Dataset rows describing interfaces:
——————————
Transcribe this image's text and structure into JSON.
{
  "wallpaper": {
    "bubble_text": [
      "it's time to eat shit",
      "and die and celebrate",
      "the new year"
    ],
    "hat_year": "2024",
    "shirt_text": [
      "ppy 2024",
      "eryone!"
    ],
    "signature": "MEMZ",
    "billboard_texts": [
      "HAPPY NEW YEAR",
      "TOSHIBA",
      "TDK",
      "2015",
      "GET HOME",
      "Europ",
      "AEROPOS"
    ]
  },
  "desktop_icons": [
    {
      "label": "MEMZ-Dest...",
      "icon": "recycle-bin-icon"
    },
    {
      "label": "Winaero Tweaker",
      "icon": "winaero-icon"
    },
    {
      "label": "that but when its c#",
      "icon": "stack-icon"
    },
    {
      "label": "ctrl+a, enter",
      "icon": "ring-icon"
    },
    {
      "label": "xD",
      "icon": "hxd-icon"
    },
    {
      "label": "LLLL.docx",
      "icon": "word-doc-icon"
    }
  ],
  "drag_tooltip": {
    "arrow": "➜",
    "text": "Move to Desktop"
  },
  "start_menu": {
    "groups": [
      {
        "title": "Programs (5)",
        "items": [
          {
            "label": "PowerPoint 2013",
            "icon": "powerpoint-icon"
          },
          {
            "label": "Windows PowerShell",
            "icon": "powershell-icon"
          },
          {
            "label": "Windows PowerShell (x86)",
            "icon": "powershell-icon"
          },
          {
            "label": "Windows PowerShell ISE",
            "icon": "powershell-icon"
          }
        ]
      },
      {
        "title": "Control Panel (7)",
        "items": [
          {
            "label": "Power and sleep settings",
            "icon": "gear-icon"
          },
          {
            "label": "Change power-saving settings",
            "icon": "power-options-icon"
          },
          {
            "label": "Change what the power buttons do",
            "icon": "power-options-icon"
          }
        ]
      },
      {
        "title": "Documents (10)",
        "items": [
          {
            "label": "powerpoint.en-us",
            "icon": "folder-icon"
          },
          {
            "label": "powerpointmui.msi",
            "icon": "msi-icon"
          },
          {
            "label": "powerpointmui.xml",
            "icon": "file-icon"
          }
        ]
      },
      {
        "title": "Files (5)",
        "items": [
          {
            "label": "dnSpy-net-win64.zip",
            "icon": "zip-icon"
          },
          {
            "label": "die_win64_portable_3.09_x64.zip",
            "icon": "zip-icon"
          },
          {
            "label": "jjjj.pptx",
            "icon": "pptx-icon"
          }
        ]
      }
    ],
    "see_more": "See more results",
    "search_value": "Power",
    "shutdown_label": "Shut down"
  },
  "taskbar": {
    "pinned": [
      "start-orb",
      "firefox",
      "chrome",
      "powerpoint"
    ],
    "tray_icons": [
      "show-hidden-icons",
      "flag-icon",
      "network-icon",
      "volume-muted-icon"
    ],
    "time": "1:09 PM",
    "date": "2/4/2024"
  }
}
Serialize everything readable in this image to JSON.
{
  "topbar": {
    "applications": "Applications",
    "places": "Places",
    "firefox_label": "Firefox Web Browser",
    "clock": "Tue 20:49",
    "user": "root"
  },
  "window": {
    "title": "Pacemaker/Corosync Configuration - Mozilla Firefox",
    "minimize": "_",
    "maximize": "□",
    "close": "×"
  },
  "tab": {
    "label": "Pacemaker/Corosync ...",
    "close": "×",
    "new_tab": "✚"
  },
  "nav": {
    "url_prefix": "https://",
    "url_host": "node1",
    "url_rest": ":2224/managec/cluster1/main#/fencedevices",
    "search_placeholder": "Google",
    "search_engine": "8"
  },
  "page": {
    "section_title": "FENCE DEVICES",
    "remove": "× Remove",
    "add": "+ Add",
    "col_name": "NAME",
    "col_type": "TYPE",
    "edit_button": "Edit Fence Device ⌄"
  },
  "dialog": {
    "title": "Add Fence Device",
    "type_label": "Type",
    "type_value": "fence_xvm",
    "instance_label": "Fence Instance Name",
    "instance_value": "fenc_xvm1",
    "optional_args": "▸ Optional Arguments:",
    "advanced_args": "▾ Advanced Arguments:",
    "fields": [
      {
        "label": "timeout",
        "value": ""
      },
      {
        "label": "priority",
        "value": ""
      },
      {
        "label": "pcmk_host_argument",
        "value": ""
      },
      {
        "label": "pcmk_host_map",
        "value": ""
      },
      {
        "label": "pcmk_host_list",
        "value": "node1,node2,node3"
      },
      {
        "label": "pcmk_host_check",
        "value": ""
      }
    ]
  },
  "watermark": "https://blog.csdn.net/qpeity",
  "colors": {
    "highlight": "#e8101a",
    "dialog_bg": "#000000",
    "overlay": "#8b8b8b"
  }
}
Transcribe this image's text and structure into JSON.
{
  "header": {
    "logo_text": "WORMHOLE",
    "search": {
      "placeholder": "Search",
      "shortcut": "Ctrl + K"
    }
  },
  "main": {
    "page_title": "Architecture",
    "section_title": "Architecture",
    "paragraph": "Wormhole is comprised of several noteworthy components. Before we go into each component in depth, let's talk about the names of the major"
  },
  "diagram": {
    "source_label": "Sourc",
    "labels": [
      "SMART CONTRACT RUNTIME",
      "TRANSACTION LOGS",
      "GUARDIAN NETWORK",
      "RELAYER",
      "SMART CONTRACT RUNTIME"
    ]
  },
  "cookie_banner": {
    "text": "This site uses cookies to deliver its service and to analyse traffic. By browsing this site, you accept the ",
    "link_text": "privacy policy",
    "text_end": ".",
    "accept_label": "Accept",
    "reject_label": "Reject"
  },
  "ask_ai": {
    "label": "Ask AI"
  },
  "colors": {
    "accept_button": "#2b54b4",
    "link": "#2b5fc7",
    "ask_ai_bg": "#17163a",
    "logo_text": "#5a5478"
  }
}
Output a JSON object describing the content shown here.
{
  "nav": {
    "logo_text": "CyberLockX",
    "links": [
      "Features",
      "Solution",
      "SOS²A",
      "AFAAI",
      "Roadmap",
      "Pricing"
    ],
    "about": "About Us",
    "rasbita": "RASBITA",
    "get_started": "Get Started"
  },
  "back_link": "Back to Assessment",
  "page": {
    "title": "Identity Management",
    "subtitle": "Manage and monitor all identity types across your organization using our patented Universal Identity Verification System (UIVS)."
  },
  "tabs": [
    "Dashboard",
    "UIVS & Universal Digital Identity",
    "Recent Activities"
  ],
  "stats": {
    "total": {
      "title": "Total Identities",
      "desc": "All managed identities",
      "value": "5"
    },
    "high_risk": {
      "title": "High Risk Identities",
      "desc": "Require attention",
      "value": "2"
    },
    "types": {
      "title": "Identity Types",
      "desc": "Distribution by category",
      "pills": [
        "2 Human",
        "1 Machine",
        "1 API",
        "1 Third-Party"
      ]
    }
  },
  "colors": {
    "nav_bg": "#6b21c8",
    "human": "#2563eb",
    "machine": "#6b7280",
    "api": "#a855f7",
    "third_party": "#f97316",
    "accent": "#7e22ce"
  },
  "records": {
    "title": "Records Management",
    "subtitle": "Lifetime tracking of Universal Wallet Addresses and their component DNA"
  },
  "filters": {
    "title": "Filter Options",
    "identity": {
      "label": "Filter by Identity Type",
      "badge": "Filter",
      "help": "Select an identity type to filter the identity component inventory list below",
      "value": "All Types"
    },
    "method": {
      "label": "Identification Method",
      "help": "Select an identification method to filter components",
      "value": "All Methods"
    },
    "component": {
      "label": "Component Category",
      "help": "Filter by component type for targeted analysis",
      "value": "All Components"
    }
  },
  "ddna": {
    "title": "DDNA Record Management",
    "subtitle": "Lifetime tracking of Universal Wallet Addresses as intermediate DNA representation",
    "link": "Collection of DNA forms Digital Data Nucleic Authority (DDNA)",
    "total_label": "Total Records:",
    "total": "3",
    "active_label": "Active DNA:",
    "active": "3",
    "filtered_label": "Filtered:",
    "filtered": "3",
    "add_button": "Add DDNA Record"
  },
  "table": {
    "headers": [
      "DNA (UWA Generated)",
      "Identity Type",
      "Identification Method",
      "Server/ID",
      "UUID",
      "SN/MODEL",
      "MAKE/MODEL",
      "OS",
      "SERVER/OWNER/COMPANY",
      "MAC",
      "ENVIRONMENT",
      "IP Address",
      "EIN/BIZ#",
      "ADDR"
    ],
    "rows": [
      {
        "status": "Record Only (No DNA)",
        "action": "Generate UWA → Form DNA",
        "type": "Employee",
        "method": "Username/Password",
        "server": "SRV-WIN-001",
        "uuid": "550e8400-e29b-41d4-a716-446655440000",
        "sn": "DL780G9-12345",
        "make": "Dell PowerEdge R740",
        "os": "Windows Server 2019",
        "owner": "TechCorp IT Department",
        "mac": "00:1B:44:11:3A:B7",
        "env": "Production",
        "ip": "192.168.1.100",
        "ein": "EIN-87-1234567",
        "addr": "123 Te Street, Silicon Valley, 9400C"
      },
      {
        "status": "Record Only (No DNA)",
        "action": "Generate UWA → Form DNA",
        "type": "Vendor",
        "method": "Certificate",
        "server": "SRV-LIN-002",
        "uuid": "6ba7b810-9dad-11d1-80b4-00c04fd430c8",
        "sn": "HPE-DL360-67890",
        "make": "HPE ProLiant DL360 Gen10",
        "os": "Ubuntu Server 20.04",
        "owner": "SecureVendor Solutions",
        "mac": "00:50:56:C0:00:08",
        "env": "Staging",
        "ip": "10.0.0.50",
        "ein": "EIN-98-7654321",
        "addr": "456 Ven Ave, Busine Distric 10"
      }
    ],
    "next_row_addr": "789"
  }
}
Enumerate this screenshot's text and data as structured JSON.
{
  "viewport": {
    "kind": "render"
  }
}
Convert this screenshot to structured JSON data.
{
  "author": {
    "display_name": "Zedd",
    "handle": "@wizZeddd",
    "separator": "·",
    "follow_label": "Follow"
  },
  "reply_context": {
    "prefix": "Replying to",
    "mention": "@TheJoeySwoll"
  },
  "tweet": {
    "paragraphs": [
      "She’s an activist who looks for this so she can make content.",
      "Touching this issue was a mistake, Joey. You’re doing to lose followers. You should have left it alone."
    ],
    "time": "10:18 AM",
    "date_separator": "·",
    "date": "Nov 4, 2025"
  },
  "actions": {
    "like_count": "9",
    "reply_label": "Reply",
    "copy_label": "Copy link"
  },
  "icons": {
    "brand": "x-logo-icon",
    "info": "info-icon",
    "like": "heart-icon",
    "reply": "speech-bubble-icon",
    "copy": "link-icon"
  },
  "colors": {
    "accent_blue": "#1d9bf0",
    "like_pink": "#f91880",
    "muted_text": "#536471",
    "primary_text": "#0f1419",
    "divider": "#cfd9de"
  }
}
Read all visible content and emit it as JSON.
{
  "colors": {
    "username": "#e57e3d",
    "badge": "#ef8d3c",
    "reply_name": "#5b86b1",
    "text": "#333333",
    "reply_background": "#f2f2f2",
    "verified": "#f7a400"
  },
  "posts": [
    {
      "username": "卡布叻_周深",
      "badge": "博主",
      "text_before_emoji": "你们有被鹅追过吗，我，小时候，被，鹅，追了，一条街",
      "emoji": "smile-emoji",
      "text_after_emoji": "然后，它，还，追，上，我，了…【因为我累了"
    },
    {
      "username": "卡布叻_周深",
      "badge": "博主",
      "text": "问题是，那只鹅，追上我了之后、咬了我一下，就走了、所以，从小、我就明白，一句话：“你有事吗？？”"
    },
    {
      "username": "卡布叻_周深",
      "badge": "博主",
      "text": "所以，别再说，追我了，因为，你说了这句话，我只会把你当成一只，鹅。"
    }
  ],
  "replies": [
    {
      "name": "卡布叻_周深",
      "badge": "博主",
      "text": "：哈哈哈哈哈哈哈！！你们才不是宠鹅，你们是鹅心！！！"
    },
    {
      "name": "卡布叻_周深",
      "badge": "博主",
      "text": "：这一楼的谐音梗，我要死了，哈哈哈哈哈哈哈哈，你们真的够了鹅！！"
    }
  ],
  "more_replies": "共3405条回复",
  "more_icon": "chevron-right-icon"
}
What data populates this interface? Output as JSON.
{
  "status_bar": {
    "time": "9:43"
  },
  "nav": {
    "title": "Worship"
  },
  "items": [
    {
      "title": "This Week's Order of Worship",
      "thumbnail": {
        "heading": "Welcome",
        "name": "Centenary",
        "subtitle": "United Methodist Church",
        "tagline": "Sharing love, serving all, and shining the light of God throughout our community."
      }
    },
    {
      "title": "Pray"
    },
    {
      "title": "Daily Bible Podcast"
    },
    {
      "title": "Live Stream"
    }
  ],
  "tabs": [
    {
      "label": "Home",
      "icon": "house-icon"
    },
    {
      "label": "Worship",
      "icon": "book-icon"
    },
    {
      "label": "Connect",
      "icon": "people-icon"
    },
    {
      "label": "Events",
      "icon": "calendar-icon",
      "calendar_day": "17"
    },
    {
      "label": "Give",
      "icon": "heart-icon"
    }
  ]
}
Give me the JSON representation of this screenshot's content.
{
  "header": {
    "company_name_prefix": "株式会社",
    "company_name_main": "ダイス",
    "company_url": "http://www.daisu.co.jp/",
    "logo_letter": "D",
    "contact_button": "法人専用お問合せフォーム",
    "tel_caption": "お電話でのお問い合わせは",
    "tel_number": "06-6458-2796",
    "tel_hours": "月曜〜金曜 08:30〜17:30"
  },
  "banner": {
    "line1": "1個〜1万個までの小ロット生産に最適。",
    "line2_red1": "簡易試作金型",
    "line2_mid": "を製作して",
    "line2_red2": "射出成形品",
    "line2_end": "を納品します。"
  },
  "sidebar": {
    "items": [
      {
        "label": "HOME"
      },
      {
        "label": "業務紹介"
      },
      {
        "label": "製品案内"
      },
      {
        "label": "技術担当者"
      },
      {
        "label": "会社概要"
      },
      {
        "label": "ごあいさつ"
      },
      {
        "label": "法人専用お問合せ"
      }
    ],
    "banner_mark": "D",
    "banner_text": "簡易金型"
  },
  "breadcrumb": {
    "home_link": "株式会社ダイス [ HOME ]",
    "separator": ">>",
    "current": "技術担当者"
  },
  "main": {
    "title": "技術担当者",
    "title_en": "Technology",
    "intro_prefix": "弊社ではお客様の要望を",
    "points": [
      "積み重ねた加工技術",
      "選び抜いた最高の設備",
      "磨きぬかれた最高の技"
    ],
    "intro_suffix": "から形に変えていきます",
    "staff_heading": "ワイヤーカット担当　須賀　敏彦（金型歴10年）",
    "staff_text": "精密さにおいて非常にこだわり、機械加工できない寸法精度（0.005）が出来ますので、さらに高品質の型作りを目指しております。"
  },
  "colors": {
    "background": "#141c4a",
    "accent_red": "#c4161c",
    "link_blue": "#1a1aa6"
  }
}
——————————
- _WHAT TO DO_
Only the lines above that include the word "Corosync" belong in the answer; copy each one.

- _ANSWER TO THIS TASK_
    "title": "Pacemaker/Corosync Configuration - Mozilla Firefox",
    "label": "Pacemaker/Corosync ...",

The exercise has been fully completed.